War and National Contributions
As a state itself, Michigan contributed greatly to the wars following becoming a state.
Eager participation in the Civil War was nationally significant an cities across the state contributed their loved ones, sewing needles and goods and services to help the cause. Brighton was no different. The village was at its nascent period when the Civil War begun and there exists little information on how to city contributed to the Union cause but it is known that 37 civil war veterans are buried on site in Brighton’s Old Village Cemetery (The Brighton Patch). Also buried on this land is former U.S. Senator and member in founding the Michigan Agricultural College, Kingsley Bingham. These significant actors in the Civil War and in Michigan politics earned the Old Village Cemetery the right of being registered as a Historic Site in Michigan.

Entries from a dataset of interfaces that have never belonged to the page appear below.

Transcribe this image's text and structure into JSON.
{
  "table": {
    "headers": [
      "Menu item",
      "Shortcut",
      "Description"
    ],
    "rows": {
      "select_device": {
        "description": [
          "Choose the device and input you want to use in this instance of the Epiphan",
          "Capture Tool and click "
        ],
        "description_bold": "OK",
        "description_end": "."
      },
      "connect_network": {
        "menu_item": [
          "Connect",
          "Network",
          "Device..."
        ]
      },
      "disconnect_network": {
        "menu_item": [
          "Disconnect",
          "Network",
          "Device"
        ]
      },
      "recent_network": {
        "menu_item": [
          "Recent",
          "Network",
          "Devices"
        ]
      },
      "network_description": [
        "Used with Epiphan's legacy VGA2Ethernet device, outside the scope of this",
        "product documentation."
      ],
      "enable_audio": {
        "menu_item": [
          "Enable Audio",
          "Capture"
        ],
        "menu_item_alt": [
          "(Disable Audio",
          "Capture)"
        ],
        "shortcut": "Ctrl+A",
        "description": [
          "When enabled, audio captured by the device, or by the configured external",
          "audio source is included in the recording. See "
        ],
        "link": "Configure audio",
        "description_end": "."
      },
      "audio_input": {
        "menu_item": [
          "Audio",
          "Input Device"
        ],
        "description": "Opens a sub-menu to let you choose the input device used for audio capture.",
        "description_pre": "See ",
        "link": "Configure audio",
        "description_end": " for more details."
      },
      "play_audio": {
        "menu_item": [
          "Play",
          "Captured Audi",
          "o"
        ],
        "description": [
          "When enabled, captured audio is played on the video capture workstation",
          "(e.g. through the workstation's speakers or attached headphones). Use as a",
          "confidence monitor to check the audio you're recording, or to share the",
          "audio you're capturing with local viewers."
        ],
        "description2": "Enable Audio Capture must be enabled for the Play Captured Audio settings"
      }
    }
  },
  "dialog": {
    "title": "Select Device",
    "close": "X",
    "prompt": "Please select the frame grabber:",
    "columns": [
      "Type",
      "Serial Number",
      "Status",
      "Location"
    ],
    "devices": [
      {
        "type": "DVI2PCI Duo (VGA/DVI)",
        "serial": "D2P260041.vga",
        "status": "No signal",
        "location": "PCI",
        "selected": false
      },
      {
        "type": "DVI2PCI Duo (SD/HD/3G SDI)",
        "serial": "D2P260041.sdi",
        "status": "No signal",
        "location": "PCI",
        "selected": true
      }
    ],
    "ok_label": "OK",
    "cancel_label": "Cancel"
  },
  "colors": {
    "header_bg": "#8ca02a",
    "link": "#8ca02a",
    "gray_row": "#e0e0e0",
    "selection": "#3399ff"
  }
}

A more significant role was played by Brighton during the Great Depression and both World Wars. The city had “reaped the benefits of a thriving economic period fueled” by the first world war but the stock market crash of 1929 brought that economic success to a halt (McMacken, p. 462). In regards to need, Brighton was split, half of the population was in dire need of help and the other half did it’s best to provide what the could to their struggling counterparts. A welfare store opened in Brighton which was directed by a local women’s league who ran clothes drives to provide for the needy. Community support allowed for residents to stay and live in Brighton while the economy evened back out.
During both World Wars, Brighton banded together for support of the American cause. Often, men were drafted from Livingston County as a whole rather than from particular villages but that did not stop the community from coming together. A Red Cross chapter was quickly started in the village to raise funds, make clothing and make sure the soldiers had all the supplies they needed, especially medical. Citizens of Brighton were avid sellers of Liberty Bonds, outselling the other villages of Livingston County (McMacken, p. 466). The people of Brighton took to sacrificing aspects of their daily lives such as giving up meat two times a week during shortage and the bakers not having enough flour to make bread. Nevertheless, the Brighton citizens prevailed and were praised in their county for their tireless support of both World Wars.